. . . Outside this chapter, the land appears blackened.
Inside, the hero sits silently waiting for stars to open.
Out here, I can hear the river's confusion. . . .

The complete poem is here.

Crow has been the recipient of a poetry fellowship from the National Endowment for the Arts, awards from the National Endowment for the Humanities, a residency from Lannan Foundation, and three Fulbright Creative Writing and Research Awards. She won a Colorado Book Award for Vertical Poetry: Recent Poems of Roberto Juarroz (White Pine Press, 1992). Her poems and translations have appeared in hundreds of literary periodicals and magazines, including American Poetry Review, Beloit Poetry JournalPloughshares, and Prairie Schooner

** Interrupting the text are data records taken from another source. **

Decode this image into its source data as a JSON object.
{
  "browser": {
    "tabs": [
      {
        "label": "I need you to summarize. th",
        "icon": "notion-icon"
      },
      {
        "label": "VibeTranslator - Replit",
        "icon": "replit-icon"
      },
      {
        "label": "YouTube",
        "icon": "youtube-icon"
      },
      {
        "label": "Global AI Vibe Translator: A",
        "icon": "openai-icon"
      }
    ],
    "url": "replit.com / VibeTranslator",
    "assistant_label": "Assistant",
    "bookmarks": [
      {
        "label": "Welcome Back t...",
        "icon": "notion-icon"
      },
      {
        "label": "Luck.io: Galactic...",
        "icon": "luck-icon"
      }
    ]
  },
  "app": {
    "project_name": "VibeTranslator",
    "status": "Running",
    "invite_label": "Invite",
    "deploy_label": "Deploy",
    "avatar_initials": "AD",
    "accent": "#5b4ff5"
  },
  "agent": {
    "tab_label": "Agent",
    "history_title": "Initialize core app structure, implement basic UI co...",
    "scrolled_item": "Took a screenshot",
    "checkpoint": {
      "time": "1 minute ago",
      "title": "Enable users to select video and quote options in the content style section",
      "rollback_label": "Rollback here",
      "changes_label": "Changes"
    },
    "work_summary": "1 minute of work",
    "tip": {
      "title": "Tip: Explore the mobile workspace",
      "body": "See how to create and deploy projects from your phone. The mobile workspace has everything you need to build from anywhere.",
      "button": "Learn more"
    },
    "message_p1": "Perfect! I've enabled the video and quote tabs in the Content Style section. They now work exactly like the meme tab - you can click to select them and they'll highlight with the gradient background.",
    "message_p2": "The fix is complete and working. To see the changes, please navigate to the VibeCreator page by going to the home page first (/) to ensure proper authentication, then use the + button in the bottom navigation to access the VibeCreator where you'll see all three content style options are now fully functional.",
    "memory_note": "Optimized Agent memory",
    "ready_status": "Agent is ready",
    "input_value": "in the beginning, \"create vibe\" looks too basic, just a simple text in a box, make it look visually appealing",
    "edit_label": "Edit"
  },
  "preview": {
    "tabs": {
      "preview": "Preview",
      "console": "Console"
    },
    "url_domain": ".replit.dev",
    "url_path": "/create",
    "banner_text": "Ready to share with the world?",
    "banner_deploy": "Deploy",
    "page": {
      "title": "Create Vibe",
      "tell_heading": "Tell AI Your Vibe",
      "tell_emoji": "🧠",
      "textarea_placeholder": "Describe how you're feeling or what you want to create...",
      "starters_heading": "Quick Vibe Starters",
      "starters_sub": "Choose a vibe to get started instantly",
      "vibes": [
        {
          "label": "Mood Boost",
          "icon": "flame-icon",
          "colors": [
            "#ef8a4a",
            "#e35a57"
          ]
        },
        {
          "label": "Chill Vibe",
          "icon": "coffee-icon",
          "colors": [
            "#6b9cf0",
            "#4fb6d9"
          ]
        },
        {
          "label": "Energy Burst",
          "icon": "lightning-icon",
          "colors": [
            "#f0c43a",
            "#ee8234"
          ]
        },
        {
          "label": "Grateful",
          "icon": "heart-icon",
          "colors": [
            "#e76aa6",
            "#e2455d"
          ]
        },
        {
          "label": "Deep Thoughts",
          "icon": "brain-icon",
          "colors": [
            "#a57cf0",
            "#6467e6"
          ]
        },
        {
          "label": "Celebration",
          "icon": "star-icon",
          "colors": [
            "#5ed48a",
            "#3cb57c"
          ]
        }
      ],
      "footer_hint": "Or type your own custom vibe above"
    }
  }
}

While Poet Laureate, Crow has advocated for putting poetry placards in city buses, sending advanced poetry students into schools to teach poetry, and establishing the Zach Awards for public school teachers making innovative use of poetry in their classrooms—all highly commendable initiatives that could be duplicated in any city and school system.


All excerpts and poems © Mary Crow.

Colorado's Poet Laureate page is here. A somewhat fuller biography is available at the Colorado Poets Center. I did not succeed in finding a single fully up-to-date page on Crow.

Two of Crow's poetry collections, the chapbook The High Cost of Living and I Have Tasted the Apple, are available for purchase here or from BOA Editions. Google Books offers a preview of I Have Tasted the Apple here.

Nearly a dozen of Crow's poems are available to read in full here.

An essay by Crow titled "The Poetic History of Colorado" is available at

This site has poems by a number of Colorado Poets Laureate, including Crow.

Crow's poems have been featured several times on The Writer's Almanac with Garrison Keillor (audio is available). Go here for her "Saturday Matinee".


Deborah Barlow said...

I am loving this series Maureen. Crow is a new voice for me. I'll be doing some more digging to be sure.

Louise Gallagher said...

What a great read. Thanks Maureen. I enjoyed your perspective -- and agreed too!

I love the idea of poetry placards in buses -- what a cool idea. Sort of a daily poetry infusion where ever you go.


Anonymous said...

Color...adooooooo! a very colourful state.

i like this coverage, the good, the bad, the poetry, people.
i skimmed, did not click on a hurry this morning.

taxi service again.

Laura said...

i am learning about "paring down" in poetry..."telling less" as you say, Maureen. Still a bit of a novice to this poetry thing, but I find that as I read more works, mine benefit. Essays are still my preferred media, so I find it challenging to "tell less". But I think it has made my essay writing better to be more economical with my words. I so appreciate the artists you expose me to, as I continue to learn as I head off and explore their work.

Happy Holy Monday.

S. Etole said...

Your reviews are insightful and honest ... and always interesting

Billy Coffey said...

I'm continually amazed at a poet's ability to say so much with so little. Love that you're highlighting all these wonderful people.